(What you will do) Each line below with the word "results" needs to be copied.

(Provided data)
^^^^^^^^

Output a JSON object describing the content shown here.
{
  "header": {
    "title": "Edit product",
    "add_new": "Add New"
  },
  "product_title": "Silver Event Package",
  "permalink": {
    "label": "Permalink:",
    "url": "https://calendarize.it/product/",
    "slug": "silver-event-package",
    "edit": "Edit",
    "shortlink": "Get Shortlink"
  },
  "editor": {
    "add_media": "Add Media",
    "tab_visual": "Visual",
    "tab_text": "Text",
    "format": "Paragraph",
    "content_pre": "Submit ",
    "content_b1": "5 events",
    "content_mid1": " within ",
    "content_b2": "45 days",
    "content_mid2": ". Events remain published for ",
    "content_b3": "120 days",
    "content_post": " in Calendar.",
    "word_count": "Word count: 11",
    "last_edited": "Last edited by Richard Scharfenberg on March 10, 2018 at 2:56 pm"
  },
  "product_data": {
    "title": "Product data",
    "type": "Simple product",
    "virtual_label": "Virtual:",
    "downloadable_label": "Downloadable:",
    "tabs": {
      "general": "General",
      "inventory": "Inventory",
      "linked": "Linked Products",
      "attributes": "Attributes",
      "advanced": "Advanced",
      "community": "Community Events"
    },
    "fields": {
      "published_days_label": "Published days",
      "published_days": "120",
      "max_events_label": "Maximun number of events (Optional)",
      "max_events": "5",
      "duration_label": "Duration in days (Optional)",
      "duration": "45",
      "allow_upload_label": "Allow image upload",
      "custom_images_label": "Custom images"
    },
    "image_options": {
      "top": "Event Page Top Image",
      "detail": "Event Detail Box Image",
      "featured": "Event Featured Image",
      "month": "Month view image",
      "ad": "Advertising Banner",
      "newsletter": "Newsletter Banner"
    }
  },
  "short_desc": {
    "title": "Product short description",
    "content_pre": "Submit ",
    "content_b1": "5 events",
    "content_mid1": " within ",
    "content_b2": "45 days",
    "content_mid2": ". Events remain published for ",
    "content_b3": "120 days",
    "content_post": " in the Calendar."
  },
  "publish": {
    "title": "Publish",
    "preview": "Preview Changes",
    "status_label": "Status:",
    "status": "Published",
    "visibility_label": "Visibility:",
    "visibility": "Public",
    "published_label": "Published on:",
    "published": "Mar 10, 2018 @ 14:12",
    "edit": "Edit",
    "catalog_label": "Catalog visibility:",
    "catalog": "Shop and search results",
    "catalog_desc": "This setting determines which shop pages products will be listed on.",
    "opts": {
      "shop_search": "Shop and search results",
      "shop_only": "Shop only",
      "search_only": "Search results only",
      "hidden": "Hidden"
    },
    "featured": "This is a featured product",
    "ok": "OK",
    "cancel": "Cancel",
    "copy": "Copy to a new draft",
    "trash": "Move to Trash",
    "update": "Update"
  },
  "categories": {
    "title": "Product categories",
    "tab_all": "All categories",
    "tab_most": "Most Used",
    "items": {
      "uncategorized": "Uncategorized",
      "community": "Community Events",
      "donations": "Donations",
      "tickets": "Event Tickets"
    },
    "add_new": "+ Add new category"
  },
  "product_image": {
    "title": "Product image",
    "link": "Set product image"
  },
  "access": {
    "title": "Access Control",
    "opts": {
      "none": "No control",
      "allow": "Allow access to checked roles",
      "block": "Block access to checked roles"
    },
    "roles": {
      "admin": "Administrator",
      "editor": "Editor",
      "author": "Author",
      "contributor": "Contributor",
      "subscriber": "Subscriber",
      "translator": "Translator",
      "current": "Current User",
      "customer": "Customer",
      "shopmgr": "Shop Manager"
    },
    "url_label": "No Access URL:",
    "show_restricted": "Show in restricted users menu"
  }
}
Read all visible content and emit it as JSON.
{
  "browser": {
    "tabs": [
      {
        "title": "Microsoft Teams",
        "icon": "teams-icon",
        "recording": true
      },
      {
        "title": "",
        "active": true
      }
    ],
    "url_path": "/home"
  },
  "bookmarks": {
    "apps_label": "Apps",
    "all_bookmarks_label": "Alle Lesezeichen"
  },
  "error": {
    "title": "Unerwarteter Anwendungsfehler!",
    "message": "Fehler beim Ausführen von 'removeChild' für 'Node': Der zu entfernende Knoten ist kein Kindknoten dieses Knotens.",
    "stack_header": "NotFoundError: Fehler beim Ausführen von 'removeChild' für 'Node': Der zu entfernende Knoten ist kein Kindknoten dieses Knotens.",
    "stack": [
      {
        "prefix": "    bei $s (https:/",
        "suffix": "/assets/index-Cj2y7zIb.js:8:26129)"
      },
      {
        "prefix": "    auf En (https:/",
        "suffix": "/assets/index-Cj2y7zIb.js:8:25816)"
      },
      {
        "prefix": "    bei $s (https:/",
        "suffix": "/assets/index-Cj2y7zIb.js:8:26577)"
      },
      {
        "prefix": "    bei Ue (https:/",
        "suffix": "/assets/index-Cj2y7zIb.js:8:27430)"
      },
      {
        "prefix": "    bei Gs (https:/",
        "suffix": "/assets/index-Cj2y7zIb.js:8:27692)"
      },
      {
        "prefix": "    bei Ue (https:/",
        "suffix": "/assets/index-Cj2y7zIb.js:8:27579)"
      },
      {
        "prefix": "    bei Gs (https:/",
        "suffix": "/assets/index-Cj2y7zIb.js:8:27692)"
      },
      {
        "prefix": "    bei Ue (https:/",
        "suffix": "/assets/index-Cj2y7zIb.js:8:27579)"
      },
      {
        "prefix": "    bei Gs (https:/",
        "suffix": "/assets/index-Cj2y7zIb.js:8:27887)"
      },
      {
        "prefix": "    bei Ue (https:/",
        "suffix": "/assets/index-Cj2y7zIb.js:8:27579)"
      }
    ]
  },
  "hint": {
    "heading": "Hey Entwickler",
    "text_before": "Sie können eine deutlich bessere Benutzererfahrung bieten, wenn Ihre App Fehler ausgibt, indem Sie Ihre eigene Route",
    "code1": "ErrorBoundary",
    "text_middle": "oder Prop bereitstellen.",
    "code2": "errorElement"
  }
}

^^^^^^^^

(Response to the exercise)
    "catalog": "Shop and search results",
      "shop_search": "Shop and search results",
      "search_only": "Search results only",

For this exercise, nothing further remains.